Maybe that’s why I went, the next day, to the Swiss Polar Institute where Steffen worked when he wasn’t in Greenland.
In the Swiss Polar Institute in Losanna, there is a collection of photographs about the history of polar exploration. In the first room of the exhibition, there is a large photograph on the wall, a black and white photograph, with two men in fur.
The man on the left is Alfred Wegener, a German climatologist, the other on the right is Rasmus Villumsen, a Greenlander guide.
Not many people know Alfred Wegener, but someone maybe remembers the Pangea, the largest of the continents, and the continental drift.
Fifteen years before this photo, in 1915, Wegener published his most famous book: The origin of continents and oceans. The first theory about the continental drift.
But what is Wegener doing dressed in animal fur, together with a Greenlander guide in the snow and ice?
On his 50th birthday, November 1, 1930, he is exactly in the middle of the Greenland ice sheet., at over 3000 meters above sea level. It is the third time that Wegener has come to Greenland, this time leading a large scientific expedition funded by the German government. 21 people, including scientists and assistants. geophysicists geologists zoologists meteorologists engineers, plus 25 Icelandic ponies and 140 dogs.
Wegener established two research stations, one on the west coast and one in the middle of the ice sheet, 400 kilometres from the coast. He called this second station Eismitte.
On the day of his fiftieth birthday, he joined his expedition companions, who lived in a room dug inside the ice.
His companions wanted to spend the winter at Eismitte but they had little food: Wegener decided to bring them the provisions. A journey of 40 days, from west coast station to Eismitte, with dogs and sledges.
Many more days than he had expected.
The journey was very difficult because the snow was too soft and the wind was blowing hard throughout the day. But he couldn’t leave them without food and gasoline. They couldn’t survive the polar night, in an ice cave. they were his companions before they were scientists.
What is Wegener looking for in Greenland? 90 years before Steffen he wants to measure the thickness of the ice, he wants to measure temperatures and winds, even during the polar night. Nobody had measured the temperatures during the polar night before.
He wanted to understand if the glacier was growing or falling and how it changed over the course of the year. Because ice records climate changes and Wegener is a climatologist. These were the main reasons for the expedition.

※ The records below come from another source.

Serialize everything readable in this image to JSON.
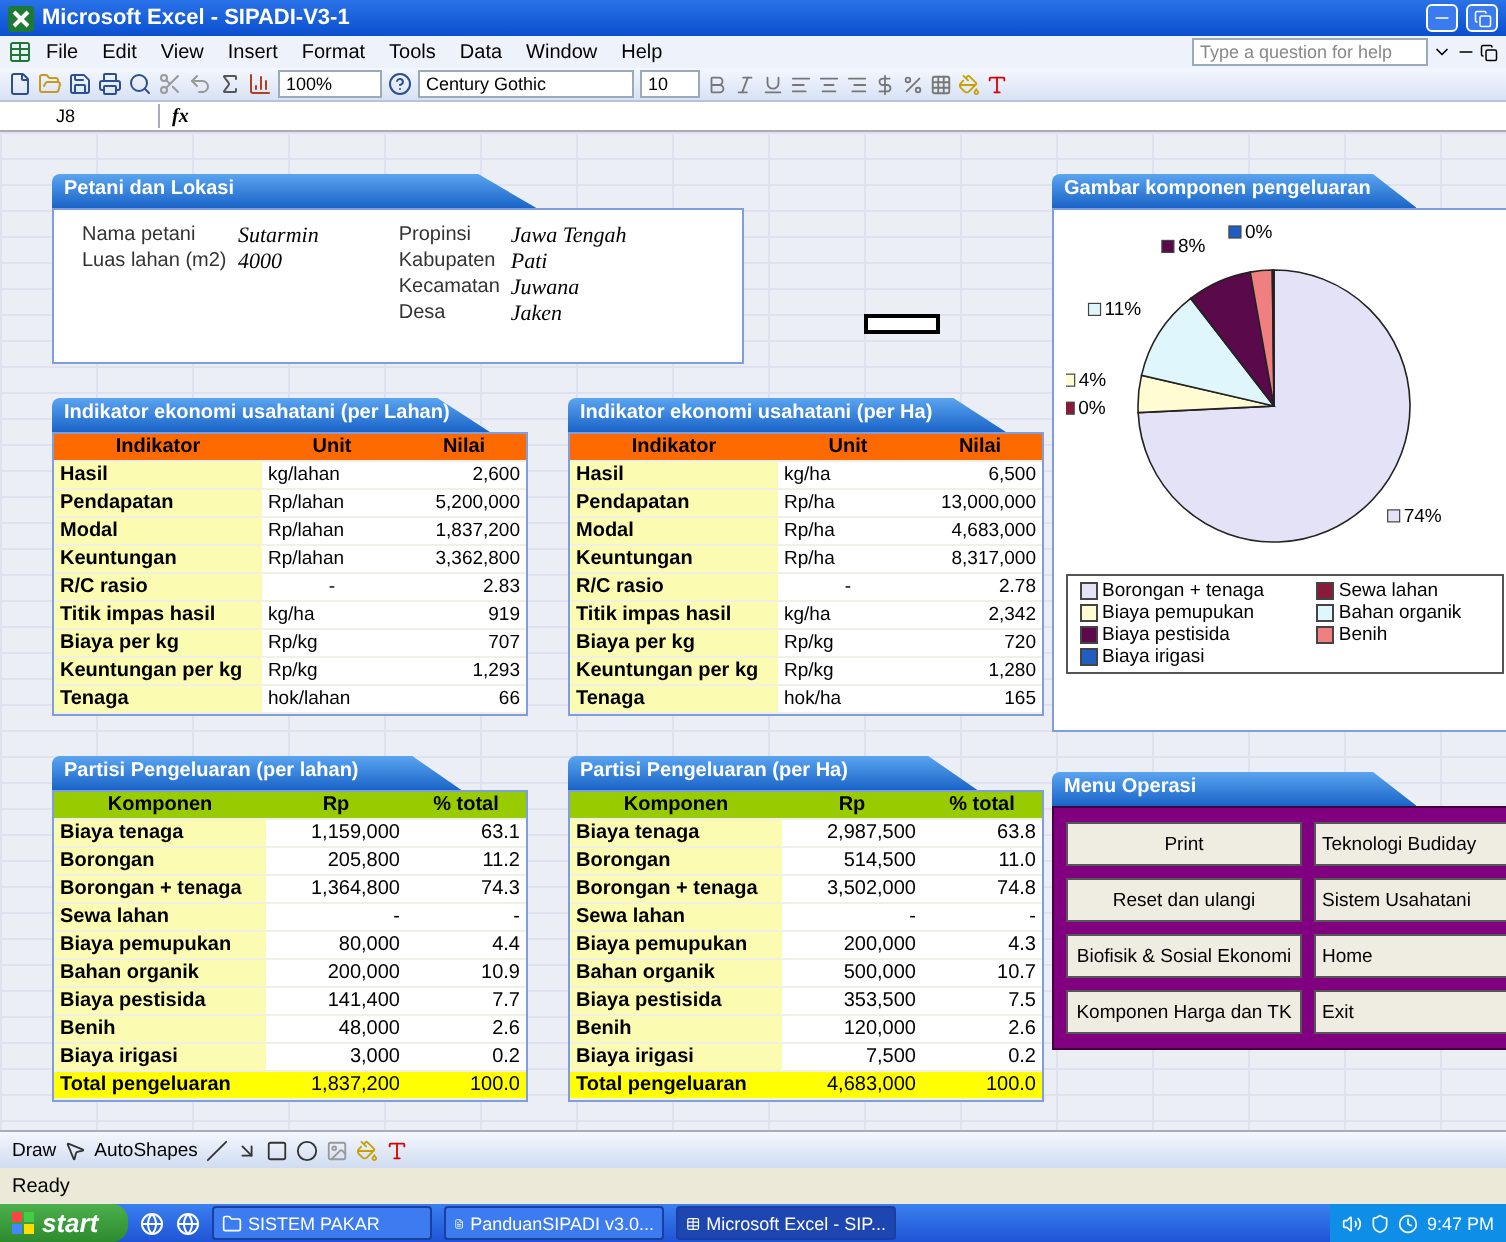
{
  "window": {
    "title": "Microsoft Excel - SIPADI-V3-1"
  },
  "menu": [
    "File",
    "Edit",
    "View",
    "Insert",
    "Format",
    "Tools",
    "Data",
    "Window",
    "Help"
  ],
  "help_box": {
    "placeholder": "Type a question for help"
  },
  "toolbar": {
    "zoom": "100%",
    "font": "Century Gothic",
    "font_size": "10"
  },
  "formula_bar": {
    "cell": "J8",
    "fx": "fx"
  },
  "farmer_panel": {
    "title": "Petani dan Lokasi",
    "left": [
      {
        "label": "Nama petani",
        "value": "Sutarmin"
      },
      {
        "label": "Luas lahan (m2)",
        "value": "4000"
      }
    ],
    "right": [
      {
        "label": "Propinsi",
        "value": "Jawa Tengah"
      },
      {
        "label": "Kabupaten",
        "value": "Pati"
      },
      {
        "label": "Kecamatan",
        "value": "Juwana"
      },
      {
        "label": "Desa",
        "value": "Jaken"
      }
    ]
  },
  "indicator_tables": [
    {
      "title": "Indikator ekonomi usahatani (per Lahan)",
      "columns": [
        "Indikator",
        "Unit",
        "Nilai"
      ],
      "rows": [
        [
          "Hasil",
          "kg/lahan",
          "2,600"
        ],
        [
          "Pendapatan",
          "Rp/lahan",
          "5,200,000"
        ],
        [
          "Modal",
          "Rp/lahan",
          "1,837,200"
        ],
        [
          "Keuntungan",
          "Rp/lahan",
          "3,362,800"
        ],
        [
          "R/C rasio",
          "-",
          "2.83"
        ],
        [
          "Titik impas hasil",
          "kg/ha",
          "919"
        ],
        [
          "Biaya per kg",
          "Rp/kg",
          "707"
        ],
        [
          "Keuntungan per kg",
          "Rp/kg",
          "1,293"
        ],
        [
          "Tenaga",
          "hok/lahan",
          "66"
        ]
      ]
    },
    {
      "title": "Indikator ekonomi usahatani (per Ha)",
      "columns": [
        "Indikator",
        "Unit",
        "Nilai"
      ],
      "rows": [
        [
          "Hasil",
          "kg/ha",
          "6,500"
        ],
        [
          "Pendapatan",
          "Rp/ha",
          "13,000,000"
        ],
        [
          "Modal",
          "Rp/ha",
          "4,683,000"
        ],
        [
          "Keuntungan",
          "Rp/ha",
          "8,317,000"
        ],
        [
          "R/C rasio",
          "-",
          "2.78"
        ],
        [
          "Titik impas hasil",
          "kg/ha",
          "2,342"
        ],
        [
          "Biaya per kg",
          "Rp/kg",
          "720"
        ],
        [
          "Keuntungan per kg",
          "Rp/kg",
          "1,280"
        ],
        [
          "Tenaga",
          "hok/ha",
          "165"
        ]
      ]
    }
  ],
  "expense_tables": [
    {
      "title": "Partisi Pengeluaran (per lahan)",
      "columns": [
        "Komponen",
        "Rp",
        "% total"
      ],
      "rows": [
        [
          "Biaya tenaga",
          "1,159,000",
          "63.1"
        ],
        [
          "Borongan",
          "205,800",
          "11.2"
        ],
        [
          "Borongan + tenaga",
          "1,364,800",
          "74.3"
        ],
        [
          "Sewa lahan",
          "-",
          "-"
        ],
        [
          "Biaya pemupukan",
          "80,000",
          "4.4"
        ],
        [
          "Bahan organik",
          "200,000",
          "10.9"
        ],
        [
          "Biaya pestisida",
          "141,400",
          "7.7"
        ],
        [
          "Benih",
          "48,000",
          "2.6"
        ],
        [
          "Biaya irigasi",
          "3,000",
          "0.2"
        ]
      ],
      "total": [
        "Total pengeluaran",
        "1,837,200",
        "100.0"
      ]
    },
    {
      "title": "Partisi Pengeluaran (per Ha)",
      "columns": [
        "Komponen",
        "Rp",
        "% total"
      ],
      "rows": [
        [
          "Biaya tenaga",
          "2,987,500",
          "63.8"
        ],
        [
          "Borongan",
          "514,500",
          "11.0"
        ],
        [
          "Borongan + tenaga",
          "3,502,000",
          "74.8"
        ],
        [
          "Sewa lahan",
          "-",
          "-"
        ],
        [
          "Biaya pemupukan",
          "200,000",
          "4.3"
        ],
        [
          "Bahan organik",
          "500,000",
          "10.7"
        ],
        [
          "Biaya pestisida",
          "353,500",
          "7.5"
        ],
        [
          "Benih",
          "120,000",
          "2.6"
        ],
        [
          "Biaya irigasi",
          "7,500",
          "0.2"
        ]
      ],
      "total": [
        "Total pengeluaran",
        "4,683,000",
        "100.0"
      ]
    }
  ],
  "chart_panel": {
    "title": "Gambar komponen pengeluaran",
    "chart_data": {
      "type": "pie",
      "categories": [
        "Borongan + tenaga",
        "Sewa lahan",
        "Biaya pemupukan",
        "Bahan organik",
        "Biaya pestisida",
        "Benih",
        "Biaya irigasi"
      ],
      "values": [
        74.3,
        0,
        4.4,
        10.9,
        7.7,
        2.6,
        0.2
      ],
      "colors": [
        "#e4e2f6",
        "#8b1a3a",
        "#fffbd2",
        "#dff7fc",
        "#5a0a4a",
        "#f08080",
        "#1f5fbf"
      ],
      "value_labels": [
        "74%",
        "0%",
        "4%",
        "11%",
        "8%",
        null,
        "0%"
      ]
    }
  },
  "menu_panel": {
    "title": "Menu Operasi",
    "buttons": [
      "Print",
      "Teknologi Budiday",
      "Reset dan ulangi",
      "Sistem Usahatani",
      "Biofisik & Sosial Ekonomi",
      "Home",
      "Komponen Harga dan TK",
      "Exit"
    ]
  },
  "draw_toolbar": {
    "draw": "Draw",
    "autoshapes": "AutoShapes"
  },
  "status_bar": "Ready",
  "taskbar": {
    "start": "start",
    "tasks": [
      {
        "label": "SISTEM PAKAR",
        "selected": false
      },
      {
        "label": "PanduanSIPADI v3.0...",
        "selected": false
      },
      {
        "label": "Microsoft Excel - SIP...",
        "selected": true
      }
    ],
    "clock": "9:47 PM"
  }
}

He also wanted to measure the displacement of Greenland from the coast of Norway to prove his drift theory. But his tools were not adequate for this.
Using dynamite and seismographs, Wegener and his expedition companions make the first measurement of the thickness of the ice in Greenland.
1100 meters thickness at the highest point.
They studied the ice layers to establish its age. And so they entered the ice library for the first time. An archive that records climate changes.
Many years after that photo, the air bubbles contained in the ice reveal the first traces of global warming. The ice library still has many things to tell us.
This is Wegener’s last photograph, after the shot, Wegener and Villumsem make their way back to the west coast station. Wegener will never get there. The effort to return was too great for his heart. Wegener’s body was found lifeless the following spring, Villumsen’s was never found.
Like Wegener, Steffen loved reading in “the ice library”, studying the ice movements.
Ninety years later history repeats itself. A scientist disappears in the “white desert”.
There is a point beyond which what you want to know is worth more than what you are. But no one knows where that point is and when you cross it.
For Steffen, Wegener and Villumsen that point is in the secrets of the ice.